> [TASK DETAILS] Would you restate the entries below word for word, leaving out the images?

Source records
━━━━
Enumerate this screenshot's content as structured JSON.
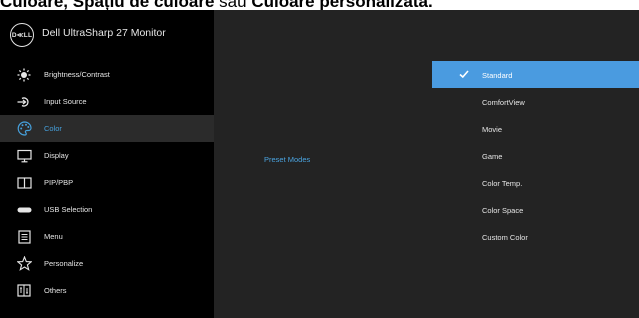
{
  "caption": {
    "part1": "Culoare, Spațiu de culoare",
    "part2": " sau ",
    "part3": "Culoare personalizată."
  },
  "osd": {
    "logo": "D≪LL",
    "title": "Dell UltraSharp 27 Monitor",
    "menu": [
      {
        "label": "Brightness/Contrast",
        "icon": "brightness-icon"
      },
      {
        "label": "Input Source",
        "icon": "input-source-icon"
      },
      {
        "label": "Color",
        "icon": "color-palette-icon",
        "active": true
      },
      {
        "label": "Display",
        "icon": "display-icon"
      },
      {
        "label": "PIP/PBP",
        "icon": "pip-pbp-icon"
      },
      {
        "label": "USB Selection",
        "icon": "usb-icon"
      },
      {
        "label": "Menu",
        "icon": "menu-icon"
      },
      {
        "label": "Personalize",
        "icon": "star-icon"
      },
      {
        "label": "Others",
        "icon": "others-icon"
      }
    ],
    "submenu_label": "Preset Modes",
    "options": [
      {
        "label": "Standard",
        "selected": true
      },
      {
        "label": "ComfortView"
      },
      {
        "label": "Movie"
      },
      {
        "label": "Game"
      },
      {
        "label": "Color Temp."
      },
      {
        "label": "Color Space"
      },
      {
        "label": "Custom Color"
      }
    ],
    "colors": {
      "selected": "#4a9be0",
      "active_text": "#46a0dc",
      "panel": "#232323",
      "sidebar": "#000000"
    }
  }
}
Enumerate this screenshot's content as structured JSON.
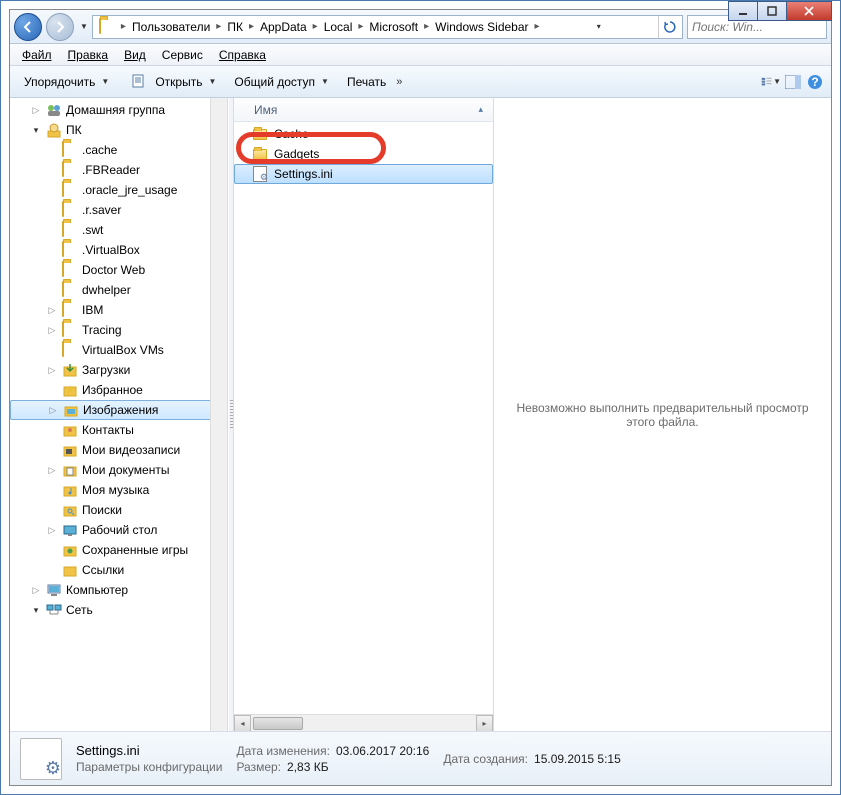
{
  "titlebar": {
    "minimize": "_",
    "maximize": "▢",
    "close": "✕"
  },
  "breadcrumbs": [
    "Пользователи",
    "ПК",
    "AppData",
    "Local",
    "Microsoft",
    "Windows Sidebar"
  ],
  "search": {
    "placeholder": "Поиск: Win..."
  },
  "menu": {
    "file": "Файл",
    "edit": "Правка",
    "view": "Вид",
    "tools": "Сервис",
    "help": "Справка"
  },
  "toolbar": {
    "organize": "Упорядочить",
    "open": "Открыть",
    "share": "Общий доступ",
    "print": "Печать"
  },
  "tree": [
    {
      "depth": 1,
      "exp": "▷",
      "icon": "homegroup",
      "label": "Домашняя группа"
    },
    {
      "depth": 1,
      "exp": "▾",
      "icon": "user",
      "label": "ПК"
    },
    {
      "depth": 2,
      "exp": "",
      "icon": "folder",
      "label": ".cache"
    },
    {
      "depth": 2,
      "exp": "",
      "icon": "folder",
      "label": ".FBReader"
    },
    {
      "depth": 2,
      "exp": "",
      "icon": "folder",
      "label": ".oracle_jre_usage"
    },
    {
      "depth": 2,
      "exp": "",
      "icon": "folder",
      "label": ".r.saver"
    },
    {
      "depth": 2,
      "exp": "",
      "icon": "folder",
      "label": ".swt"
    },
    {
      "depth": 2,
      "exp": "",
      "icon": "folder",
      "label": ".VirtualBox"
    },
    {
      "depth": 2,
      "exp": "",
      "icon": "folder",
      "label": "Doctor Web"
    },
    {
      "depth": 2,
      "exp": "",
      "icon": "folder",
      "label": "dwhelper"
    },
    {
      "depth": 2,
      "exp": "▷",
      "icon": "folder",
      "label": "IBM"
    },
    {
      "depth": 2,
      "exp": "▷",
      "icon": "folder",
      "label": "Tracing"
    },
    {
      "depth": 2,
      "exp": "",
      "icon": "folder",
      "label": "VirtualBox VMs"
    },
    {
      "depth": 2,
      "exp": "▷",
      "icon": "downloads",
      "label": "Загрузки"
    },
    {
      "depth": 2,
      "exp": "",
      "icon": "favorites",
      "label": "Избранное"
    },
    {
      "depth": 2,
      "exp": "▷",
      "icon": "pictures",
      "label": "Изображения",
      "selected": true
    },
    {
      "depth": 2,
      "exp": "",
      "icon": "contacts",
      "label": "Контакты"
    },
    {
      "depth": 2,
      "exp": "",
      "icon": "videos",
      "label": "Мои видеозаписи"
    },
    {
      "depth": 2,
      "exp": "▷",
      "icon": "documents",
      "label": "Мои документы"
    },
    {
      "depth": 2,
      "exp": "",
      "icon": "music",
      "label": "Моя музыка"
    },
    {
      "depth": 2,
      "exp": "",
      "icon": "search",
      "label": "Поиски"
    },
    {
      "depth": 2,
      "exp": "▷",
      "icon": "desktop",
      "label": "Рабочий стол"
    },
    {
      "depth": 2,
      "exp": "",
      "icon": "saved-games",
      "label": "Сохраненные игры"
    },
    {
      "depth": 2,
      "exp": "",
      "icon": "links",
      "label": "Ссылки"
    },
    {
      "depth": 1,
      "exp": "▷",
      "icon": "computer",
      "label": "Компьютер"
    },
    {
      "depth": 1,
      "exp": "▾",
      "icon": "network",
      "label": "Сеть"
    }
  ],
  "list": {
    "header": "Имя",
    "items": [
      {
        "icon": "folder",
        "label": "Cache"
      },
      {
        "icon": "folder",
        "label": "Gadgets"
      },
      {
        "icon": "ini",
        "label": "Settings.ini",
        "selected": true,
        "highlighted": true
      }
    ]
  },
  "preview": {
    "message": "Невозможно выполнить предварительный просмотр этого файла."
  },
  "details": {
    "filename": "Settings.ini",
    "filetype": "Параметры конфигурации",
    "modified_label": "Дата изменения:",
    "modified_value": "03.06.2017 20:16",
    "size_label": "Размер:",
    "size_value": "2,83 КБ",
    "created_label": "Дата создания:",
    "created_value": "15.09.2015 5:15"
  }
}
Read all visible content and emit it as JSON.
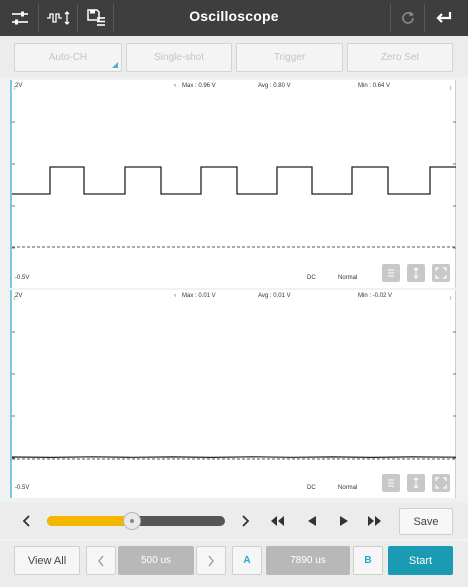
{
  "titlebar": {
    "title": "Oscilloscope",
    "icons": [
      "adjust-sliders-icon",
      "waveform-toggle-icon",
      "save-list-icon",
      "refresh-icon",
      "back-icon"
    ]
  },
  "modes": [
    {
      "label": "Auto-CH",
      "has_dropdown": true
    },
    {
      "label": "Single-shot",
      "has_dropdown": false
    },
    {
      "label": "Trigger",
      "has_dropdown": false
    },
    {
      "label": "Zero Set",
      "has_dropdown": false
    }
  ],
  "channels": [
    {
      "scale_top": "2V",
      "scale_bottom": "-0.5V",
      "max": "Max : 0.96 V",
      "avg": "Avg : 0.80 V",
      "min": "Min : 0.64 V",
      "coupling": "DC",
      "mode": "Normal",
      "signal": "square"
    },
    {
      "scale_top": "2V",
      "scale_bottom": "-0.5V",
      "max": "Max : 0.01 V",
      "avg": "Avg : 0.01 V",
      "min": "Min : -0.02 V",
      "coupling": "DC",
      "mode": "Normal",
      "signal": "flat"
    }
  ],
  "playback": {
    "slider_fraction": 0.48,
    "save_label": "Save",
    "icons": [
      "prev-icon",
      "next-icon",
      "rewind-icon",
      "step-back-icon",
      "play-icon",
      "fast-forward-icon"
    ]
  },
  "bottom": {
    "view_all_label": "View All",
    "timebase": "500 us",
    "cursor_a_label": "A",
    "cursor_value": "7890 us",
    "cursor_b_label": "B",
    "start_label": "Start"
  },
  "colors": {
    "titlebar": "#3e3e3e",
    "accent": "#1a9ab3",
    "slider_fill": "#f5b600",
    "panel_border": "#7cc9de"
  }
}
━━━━
> [SOLUTION TO THE PROBLEM]
Enumerate this screenshot's content as structured JSON.
{
  "caption": {
    "part1": "Culoare, Spațiu de culoare",
    "part2": " sau ",
    "part3": "Culoare personalizată."
  },
  "osd": {
    "logo": "D≪LL",
    "title": "Dell UltraSharp 27 Monitor",
    "menu": [
      {
        "label": "Brightness/Contrast",
        "icon": "brightness-icon"
      },
      {
        "label": "Input Source",
        "icon": "input-source-icon"
      },
      {
        "label": "Color",
        "icon": "color-palette-icon",
        "active": true
      },
      {
        "label": "Display",
        "icon": "display-icon"
      },
      {
        "label": "PIP/PBP",
        "icon": "pip-pbp-icon"
      },
      {
        "label": "USB Selection",
        "icon": "usb-icon"
      },
      {
        "label": "Menu",
        "icon": "menu-icon"
      },
      {
        "label": "Personalize",
        "icon": "star-icon"
      },
      {
        "label": "Others",
        "icon": "others-icon"
      }
    ],
    "submenu_label": "Preset Modes",
    "options": [
      {
        "label": "Standard",
        "selected": true
      },
      {
        "label": "ComfortView"
      },
      {
        "label": "Movie"
      },
      {
        "label": "Game"
      },
      {
        "label": "Color Temp."
      },
      {
        "label": "Color Space"
      },
      {
        "label": "Custom Color"
      }
    ],
    "colors": {
      "selected": "#4a9be0",
      "active_text": "#46a0dc",
      "panel": "#232323",
      "sidebar": "#000000"
    }
  }
}
Enumerate this screenshot's content as structured JSON.
{
  "titlebar": {
    "minimize": "_",
    "maximize": "▢",
    "close": "✕"
  },
  "breadcrumbs": [
    "Пользователи",
    "ПК",
    "AppData",
    "Local",
    "Microsoft",
    "Windows Sidebar"
  ],
  "search": {
    "placeholder": "Поиск: Win..."
  },
  "menu": {
    "file": "Файл",
    "edit": "Правка",
    "view": "Вид",
    "tools": "Сервис",
    "help": "Справка"
  },
  "toolbar": {
    "organize": "Упорядочить",
    "open": "Открыть",
    "share": "Общий доступ",
    "print": "Печать"
  },
  "tree": [
    {
      "depth": 1,
      "exp": "▷",
      "icon": "homegroup",
      "label": "Домашняя группа"
    },
    {
      "depth": 1,
      "exp": "▾",
      "icon": "user",
      "label": "ПК"
    },
    {
      "depth": 2,
      "exp": "",
      "icon": "folder",
      "label": ".cache"
    },
    {
      "depth": 2,
      "exp": "",
      "icon": "folder",
      "label": ".FBReader"
    },
    {
      "depth": 2,
      "exp": "",
      "icon": "folder",
      "label": ".oracle_jre_usage"
    },
    {
      "depth": 2,
      "exp": "",
      "icon": "folder",
      "label": ".r.saver"
    },
    {
      "depth": 2,
      "exp": "",
      "icon": "folder",
      "label": ".swt"
    },
    {
      "depth": 2,
      "exp": "",
      "icon": "folder",
      "label": ".VirtualBox"
    },
    {
      "depth": 2,
      "exp": "",
      "icon": "folder",
      "label": "Doctor Web"
    },
    {
      "depth": 2,
      "exp": "",
      "icon": "folder",
      "label": "dwhelper"
    },
    {
      "depth": 2,
      "exp": "▷",
      "icon": "folder",
      "label": "IBM"
    },
    {
      "depth": 2,
      "exp": "▷",
      "icon": "folder",
      "label": "Tracing"
    },
    {
      "depth": 2,
      "exp": "",
      "icon": "folder",
      "label": "VirtualBox VMs"
    },
    {
      "depth": 2,
      "exp": "▷",
      "icon": "downloads",
      "label": "Загрузки"
    },
    {
      "depth": 2,
      "exp": "",
      "icon": "favorites",
      "label": "Избранное"
    },
    {
      "depth": 2,
      "exp": "▷",
      "icon": "pictures",
      "label": "Изображения",
      "selected": true
    },
    {
      "depth": 2,
      "exp": "",
      "icon": "contacts",
      "label": "Контакты"
    },
    {
      "depth": 2,
      "exp": "",
      "icon": "videos",
      "label": "Мои видеозаписи"
    },
    {
      "depth": 2,
      "exp": "▷",
      "icon": "documents",
      "label": "Мои документы"
    },
    {
      "depth": 2,
      "exp": "",
      "icon": "music",
      "label": "Моя музыка"
    },
    {
      "depth": 2,
      "exp": "",
      "icon": "search",
      "label": "Поиски"
    },
    {
      "depth": 2,
      "exp": "▷",
      "icon": "desktop",
      "label": "Рабочий стол"
    },
    {
      "depth": 2,
      "exp": "",
      "icon": "saved-games",
      "label": "Сохраненные игры"
    },
    {
      "depth": 2,
      "exp": "",
      "icon": "links",
      "label": "Ссылки"
    },
    {
      "depth": 1,
      "exp": "▷",
      "icon": "computer",
      "label": "Компьютер"
    },
    {
      "depth": 1,
      "exp": "▾",
      "icon": "network",
      "label": "Сеть"
    }
  ],
  "list": {
    "header": "Имя",
    "items": [
      {
        "icon": "folder",
        "label": "Cache"
      },
      {
        "icon": "folder",
        "label": "Gadgets"
      },
      {
        "icon": "ini",
        "label": "Settings.ini",
        "selected": true,
        "highlighted": true
      }
    ]
  },
  "preview": {
    "message": "Невозможно выполнить предварительный просмотр этого файла."
  },
  "details": {
    "filename": "Settings.ini",
    "filetype": "Параметры конфигурации",
    "modified_label": "Дата изменения:",
    "modified_value": "03.06.2017 20:16",
    "size_label": "Размер:",
    "size_value": "2,83 КБ",
    "created_label": "Дата создания:",
    "created_value": "15.09.2015 5:15"
  }
}
Read all visible content and emit it as JSON.
{
  "titlebar": {
    "title": "Oscilloscope",
    "icons": [
      "adjust-sliders-icon",
      "waveform-toggle-icon",
      "save-list-icon",
      "refresh-icon",
      "back-icon"
    ]
  },
  "modes": [
    {
      "label": "Auto-CH",
      "has_dropdown": true
    },
    {
      "label": "Single-shot",
      "has_dropdown": false
    },
    {
      "label": "Trigger",
      "has_dropdown": false
    },
    {
      "label": "Zero Set",
      "has_dropdown": false
    }
  ],
  "channels": [
    {
      "scale_top": "2V",
      "scale_bottom": "-0.5V",
      "max": "Max : 0.96 V",
      "avg": "Avg : 0.80 V",
      "min": "Min : 0.64 V",
      "coupling": "DC",
      "mode": "Normal",
      "signal": "square"
    },
    {
      "scale_top": "2V",
      "scale_bottom": "-0.5V",
      "max": "Max : 0.01 V",
      "avg": "Avg : 0.01 V",
      "min": "Min : -0.02 V",
      "coupling": "DC",
      "mode": "Normal",
      "signal": "flat"
    }
  ],
  "playback": {
    "slider_fraction": 0.48,
    "save_label": "Save",
    "icons": [
      "prev-icon",
      "next-icon",
      "rewind-icon",
      "step-back-icon",
      "play-icon",
      "fast-forward-icon"
    ]
  },
  "bottom": {
    "view_all_label": "View All",
    "timebase": "500 us",
    "cursor_a_label": "A",
    "cursor_value": "7890 us",
    "cursor_b_label": "B",
    "start_label": "Start"
  },
  "colors": {
    "titlebar": "#3e3e3e",
    "accent": "#1a9ab3",
    "slider_fill": "#f5b600",
    "panel_border": "#7cc9de"
  }
}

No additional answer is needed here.